Indian High Commissioner to Maldives, Sunjay Sudhir on Saturday, announced the successful repatriation of 305 Indian citizens, in two separate flights, under phase two of India's Vande Bharat Mission.
According to the High Commissioner, an evacuation flight from Maldives carrying 152 Indian nationals left to Bangalore, India, on Friday. A second repatriation flight to Delhi, India, departed on Saturday, carrying an additional 153 Indian nationals.
Speaking about Indian government's evacuation operation, High Commissioner Sunjay Sudhir revealed plans to arrange additional evacuation flights in the upcoming coming weeks, adding that Indian Navy vessels will also assist with the planned repatriation efforts.
Approximately 1,800 Indian citizens have returned to their homes through the joint efforts led by Maldivian and Indian authorities.
Several foreign citizens, including tourists and expatriate workers, were stranded in the island nation when the Maldivian government stopped issuing on-arrival-visas and closed its borders on March 27 over the virus outbreak in the country.
A number of special flights have been scheduled since, to undertake the repatriation work of returning foreign nationals to their home countries. Authorities are also working with foreign governments to bring back Maldivians stranded overseas due to the pandemic.
The COVID-19 outbreak in the capital has disproportionately affected its expatriate population, the majority of whom live in highly congested quarters where it is impossible to reduce contact or exercise social distancing. Local and international civil society organizations describe these living quarters as, "claustrophobic", "unsanitary" and "overcrowded".
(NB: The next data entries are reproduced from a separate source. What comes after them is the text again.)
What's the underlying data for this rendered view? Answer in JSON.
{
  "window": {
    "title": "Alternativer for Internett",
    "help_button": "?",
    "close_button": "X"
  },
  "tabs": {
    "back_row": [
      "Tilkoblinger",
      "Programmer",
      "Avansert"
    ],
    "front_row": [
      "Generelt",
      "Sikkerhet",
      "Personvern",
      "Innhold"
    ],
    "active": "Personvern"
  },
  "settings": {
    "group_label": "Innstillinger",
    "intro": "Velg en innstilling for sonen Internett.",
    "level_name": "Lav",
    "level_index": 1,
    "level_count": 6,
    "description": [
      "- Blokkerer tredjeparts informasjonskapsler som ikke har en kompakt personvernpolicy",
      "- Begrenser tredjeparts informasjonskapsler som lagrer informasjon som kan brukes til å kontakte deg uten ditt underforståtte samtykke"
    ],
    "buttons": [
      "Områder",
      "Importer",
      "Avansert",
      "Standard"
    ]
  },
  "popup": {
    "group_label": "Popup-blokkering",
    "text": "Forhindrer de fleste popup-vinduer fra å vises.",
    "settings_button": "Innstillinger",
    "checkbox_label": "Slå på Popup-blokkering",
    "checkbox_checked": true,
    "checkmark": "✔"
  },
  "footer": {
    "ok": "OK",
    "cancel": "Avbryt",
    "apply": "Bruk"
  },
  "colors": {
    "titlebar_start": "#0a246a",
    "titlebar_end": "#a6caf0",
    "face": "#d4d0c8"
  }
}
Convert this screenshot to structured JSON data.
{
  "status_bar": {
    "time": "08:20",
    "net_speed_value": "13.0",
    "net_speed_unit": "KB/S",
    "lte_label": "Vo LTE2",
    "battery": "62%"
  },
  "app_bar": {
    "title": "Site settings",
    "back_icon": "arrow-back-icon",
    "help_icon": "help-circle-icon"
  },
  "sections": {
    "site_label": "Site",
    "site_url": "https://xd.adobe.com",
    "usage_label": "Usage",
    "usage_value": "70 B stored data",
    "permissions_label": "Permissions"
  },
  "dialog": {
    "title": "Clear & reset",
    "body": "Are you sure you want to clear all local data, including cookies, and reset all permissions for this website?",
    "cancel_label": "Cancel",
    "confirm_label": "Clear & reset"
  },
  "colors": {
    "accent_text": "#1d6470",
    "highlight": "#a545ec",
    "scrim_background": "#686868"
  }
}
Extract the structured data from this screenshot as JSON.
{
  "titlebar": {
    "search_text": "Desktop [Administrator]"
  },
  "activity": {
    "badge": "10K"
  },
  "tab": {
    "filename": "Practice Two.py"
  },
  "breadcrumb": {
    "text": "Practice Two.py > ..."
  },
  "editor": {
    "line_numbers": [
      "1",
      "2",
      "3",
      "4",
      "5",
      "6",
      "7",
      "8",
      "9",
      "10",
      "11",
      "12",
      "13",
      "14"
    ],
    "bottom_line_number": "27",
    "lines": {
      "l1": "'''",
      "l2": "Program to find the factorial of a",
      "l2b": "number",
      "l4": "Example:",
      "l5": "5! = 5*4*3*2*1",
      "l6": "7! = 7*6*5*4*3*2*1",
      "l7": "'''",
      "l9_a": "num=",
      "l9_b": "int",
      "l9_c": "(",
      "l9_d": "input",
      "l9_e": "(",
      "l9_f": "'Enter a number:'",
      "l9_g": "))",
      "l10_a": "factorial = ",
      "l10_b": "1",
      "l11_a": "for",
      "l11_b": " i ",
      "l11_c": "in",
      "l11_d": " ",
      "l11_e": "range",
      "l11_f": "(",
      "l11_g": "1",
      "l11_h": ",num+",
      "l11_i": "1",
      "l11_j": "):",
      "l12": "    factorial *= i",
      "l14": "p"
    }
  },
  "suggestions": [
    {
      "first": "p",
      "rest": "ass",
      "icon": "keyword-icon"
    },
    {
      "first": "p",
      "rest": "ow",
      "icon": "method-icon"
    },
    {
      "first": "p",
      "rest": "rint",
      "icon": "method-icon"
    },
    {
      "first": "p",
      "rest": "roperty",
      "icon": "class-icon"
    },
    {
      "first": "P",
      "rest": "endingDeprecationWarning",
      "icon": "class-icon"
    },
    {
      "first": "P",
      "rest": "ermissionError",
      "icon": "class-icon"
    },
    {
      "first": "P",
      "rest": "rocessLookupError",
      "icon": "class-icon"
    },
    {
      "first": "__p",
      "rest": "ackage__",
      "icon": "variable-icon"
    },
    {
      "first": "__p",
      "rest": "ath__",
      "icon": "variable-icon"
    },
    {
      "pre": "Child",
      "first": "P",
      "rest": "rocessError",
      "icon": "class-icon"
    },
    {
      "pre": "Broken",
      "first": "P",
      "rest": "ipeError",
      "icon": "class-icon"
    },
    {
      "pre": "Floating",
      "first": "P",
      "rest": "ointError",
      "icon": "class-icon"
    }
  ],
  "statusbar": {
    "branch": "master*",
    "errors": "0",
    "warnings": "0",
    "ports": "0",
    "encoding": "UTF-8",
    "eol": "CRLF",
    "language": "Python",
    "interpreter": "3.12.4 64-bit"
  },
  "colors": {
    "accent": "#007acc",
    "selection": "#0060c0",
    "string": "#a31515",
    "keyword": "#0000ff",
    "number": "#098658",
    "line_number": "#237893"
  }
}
Maldives recorded its first COVID-19 case involving an expatriate worker on April 19. Presently, 65 percent of all confirmed cases constitute expatriates. Till date, 119 Indian nationals have tested positive for the virus in Maldives.
Maldives currently records 1,274 confirmed cases of COVID-19 with 1,161 active cases, 109 recoveries and four fatalities. Its capital Malé, one of the most densely populated places in the world, has recorded a significant increase in COVID-19 cases since recording its first local transmission on April 15.
The World Health Organization has classified the spread of COVID-19 as a global pandemic. The new strain of novel coronavirus has infected over 5.3 million people and claimed over 340,216 lives around the world. However, 2.16 million people have recovered from the infection.